[Entries from a dataset of interfaces]
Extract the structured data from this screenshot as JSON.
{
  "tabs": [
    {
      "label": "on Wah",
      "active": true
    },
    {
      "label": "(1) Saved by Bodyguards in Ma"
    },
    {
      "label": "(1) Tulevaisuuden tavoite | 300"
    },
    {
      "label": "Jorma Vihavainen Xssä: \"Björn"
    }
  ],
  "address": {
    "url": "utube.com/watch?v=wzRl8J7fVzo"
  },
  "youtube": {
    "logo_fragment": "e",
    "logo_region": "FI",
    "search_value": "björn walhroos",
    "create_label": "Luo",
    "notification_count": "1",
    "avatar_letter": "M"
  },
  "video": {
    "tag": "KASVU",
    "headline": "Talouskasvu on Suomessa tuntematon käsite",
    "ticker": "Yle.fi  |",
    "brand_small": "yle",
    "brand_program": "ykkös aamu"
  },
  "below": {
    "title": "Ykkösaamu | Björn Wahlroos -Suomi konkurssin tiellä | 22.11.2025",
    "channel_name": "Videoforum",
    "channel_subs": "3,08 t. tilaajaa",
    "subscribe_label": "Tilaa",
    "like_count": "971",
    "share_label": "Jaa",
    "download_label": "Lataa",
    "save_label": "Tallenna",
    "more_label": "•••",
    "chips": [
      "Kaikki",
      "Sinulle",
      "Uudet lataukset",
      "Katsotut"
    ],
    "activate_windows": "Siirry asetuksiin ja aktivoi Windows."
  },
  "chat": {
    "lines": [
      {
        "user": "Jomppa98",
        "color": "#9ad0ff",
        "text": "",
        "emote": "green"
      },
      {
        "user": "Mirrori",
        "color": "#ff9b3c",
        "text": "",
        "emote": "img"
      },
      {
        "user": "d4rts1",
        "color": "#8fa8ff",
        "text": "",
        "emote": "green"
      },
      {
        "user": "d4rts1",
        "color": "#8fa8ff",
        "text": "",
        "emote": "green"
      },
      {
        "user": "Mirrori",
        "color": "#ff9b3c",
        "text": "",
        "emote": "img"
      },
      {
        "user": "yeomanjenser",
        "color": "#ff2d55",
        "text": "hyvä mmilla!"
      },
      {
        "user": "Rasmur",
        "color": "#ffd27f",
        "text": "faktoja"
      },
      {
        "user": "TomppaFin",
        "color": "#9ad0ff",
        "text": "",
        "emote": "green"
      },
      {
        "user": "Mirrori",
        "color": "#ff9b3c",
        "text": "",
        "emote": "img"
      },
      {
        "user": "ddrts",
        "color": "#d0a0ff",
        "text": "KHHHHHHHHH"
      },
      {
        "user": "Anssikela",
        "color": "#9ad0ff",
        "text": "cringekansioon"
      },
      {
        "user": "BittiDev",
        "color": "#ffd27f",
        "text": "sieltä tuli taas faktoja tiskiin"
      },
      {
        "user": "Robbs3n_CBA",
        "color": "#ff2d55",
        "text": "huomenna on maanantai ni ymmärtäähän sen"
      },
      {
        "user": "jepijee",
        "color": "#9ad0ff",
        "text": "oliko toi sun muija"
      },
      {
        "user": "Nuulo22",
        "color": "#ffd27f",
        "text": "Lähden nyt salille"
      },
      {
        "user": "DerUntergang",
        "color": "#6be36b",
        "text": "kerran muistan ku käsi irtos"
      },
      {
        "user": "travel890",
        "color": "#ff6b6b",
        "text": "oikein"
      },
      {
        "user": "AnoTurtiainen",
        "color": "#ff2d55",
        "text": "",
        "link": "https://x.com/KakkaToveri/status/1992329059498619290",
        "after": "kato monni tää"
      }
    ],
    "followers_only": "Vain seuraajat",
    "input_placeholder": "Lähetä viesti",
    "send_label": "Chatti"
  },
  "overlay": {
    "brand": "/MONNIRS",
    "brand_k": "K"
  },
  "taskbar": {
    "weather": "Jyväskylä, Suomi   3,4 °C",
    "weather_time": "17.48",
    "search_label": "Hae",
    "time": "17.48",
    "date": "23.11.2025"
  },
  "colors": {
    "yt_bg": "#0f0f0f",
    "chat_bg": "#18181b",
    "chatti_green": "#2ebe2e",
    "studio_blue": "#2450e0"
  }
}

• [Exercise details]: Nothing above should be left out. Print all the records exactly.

• [Reply]:
Extract the structured data from this screenshot as JSON.
{
  "tabs": [
    {
      "label": "on Wah",
      "active": true
    },
    {
      "label": "(1) Saved by Bodyguards in Ma"
    },
    {
      "label": "(1) Tulevaisuuden tavoite | 300"
    },
    {
      "label": "Jorma Vihavainen Xssä: \"Björn"
    }
  ],
  "address": {
    "url": "utube.com/watch?v=wzRl8J7fVzo"
  },
  "youtube": {
    "logo_fragment": "e",
    "logo_region": "FI",
    "search_value": "björn walhroos",
    "create_label": "Luo",
    "notification_count": "1",
    "avatar_letter": "M"
  },
  "video": {
    "tag": "KASVU",
    "headline": "Talouskasvu on Suomessa tuntematon käsite",
    "ticker": "Yle.fi  |",
    "brand_small": "yle",
    "brand_program": "ykkös aamu"
  },
  "below": {
    "title": "Ykkösaamu | Björn Wahlroos -Suomi konkurssin tiellä | 22.11.2025",
    "channel_name": "Videoforum",
    "channel_subs": "3,08 t. tilaajaa",
    "subscribe_label": "Tilaa",
    "like_count": "971",
    "share_label": "Jaa",
    "download_label": "Lataa",
    "save_label": "Tallenna",
    "more_label": "•••",
    "chips": [
      "Kaikki",
      "Sinulle",
      "Uudet lataukset",
      "Katsotut"
    ],
    "activate_windows": "Siirry asetuksiin ja aktivoi Windows."
  },
  "chat": {
    "lines": [
      {
        "user": "Jomppa98",
        "color": "#9ad0ff",
        "text": "",
        "emote": "green"
      },
      {
        "user": "Mirrori",
        "color": "#ff9b3c",
        "text": "",
        "emote": "img"
      },
      {
        "user": "d4rts1",
        "color": "#8fa8ff",
        "text": "",
        "emote": "green"
      },
      {
        "user": "d4rts1",
        "color": "#8fa8ff",
        "text": "",
        "emote": "green"
      },
      {
        "user": "Mirrori",
        "color": "#ff9b3c",
        "text": "",
        "emote": "img"
      },
      {
        "user": "yeomanjenser",
        "color": "#ff2d55",
        "text": "hyvä mmilla!"
      },
      {
        "user": "Rasmur",
        "color": "#ffd27f",
        "text": "faktoja"
      },
      {
        "user": "TomppaFin",
        "color": "#9ad0ff",
        "text": "",
        "emote": "green"
      },
      {
        "user": "Mirrori",
        "color": "#ff9b3c",
        "text": "",
        "emote": "img"
      },
      {
        "user": "ddrts",
        "color": "#d0a0ff",
        "text": "KHHHHHHHHH"
      },
      {
        "user": "Anssikela",
        "color": "#9ad0ff",
        "text": "cringekansioon"
      },
      {
        "user": "BittiDev",
        "color": "#ffd27f",
        "text": "sieltä tuli taas faktoja tiskiin"
      },
      {
        "user": "Robbs3n_CBA",
        "color": "#ff2d55",
        "text": "huomenna on maanantai ni ymmärtäähän sen"
      },
      {
        "user": "jepijee",
        "color": "#9ad0ff",
        "text": "oliko toi sun muija"
      },
      {
        "user": "Nuulo22",
        "color": "#ffd27f",
        "text": "Lähden nyt salille"
      },
      {
        "user": "DerUntergang",
        "color": "#6be36b",
        "text": "kerran muistan ku käsi irtos"
      },
      {
        "user": "travel890",
        "color": "#ff6b6b",
        "text": "oikein"
      },
      {
        "user": "AnoTurtiainen",
        "color": "#ff2d55",
        "text": "",
        "link": "https://x.com/KakkaToveri/status/1992329059498619290",
        "after": "kato monni tää"
      }
    ],
    "followers_only": "Vain seuraajat",
    "input_placeholder": "Lähetä viesti",
    "send_label": "Chatti"
  },
  "overlay": {
    "brand": "/MONNIRS",
    "brand_k": "K"
  },
  "taskbar": {
    "weather": "Jyväskylä, Suomi   3,4 °C",
    "weather_time": "17.48",
    "search_label": "Hae",
    "time": "17.48",
    "date": "23.11.2025"
  },
  "colors": {
    "yt_bg": "#0f0f0f",
    "chat_bg": "#18181b",
    "chatti_green": "#2ebe2e",
    "studio_blue": "#2450e0"
  }
}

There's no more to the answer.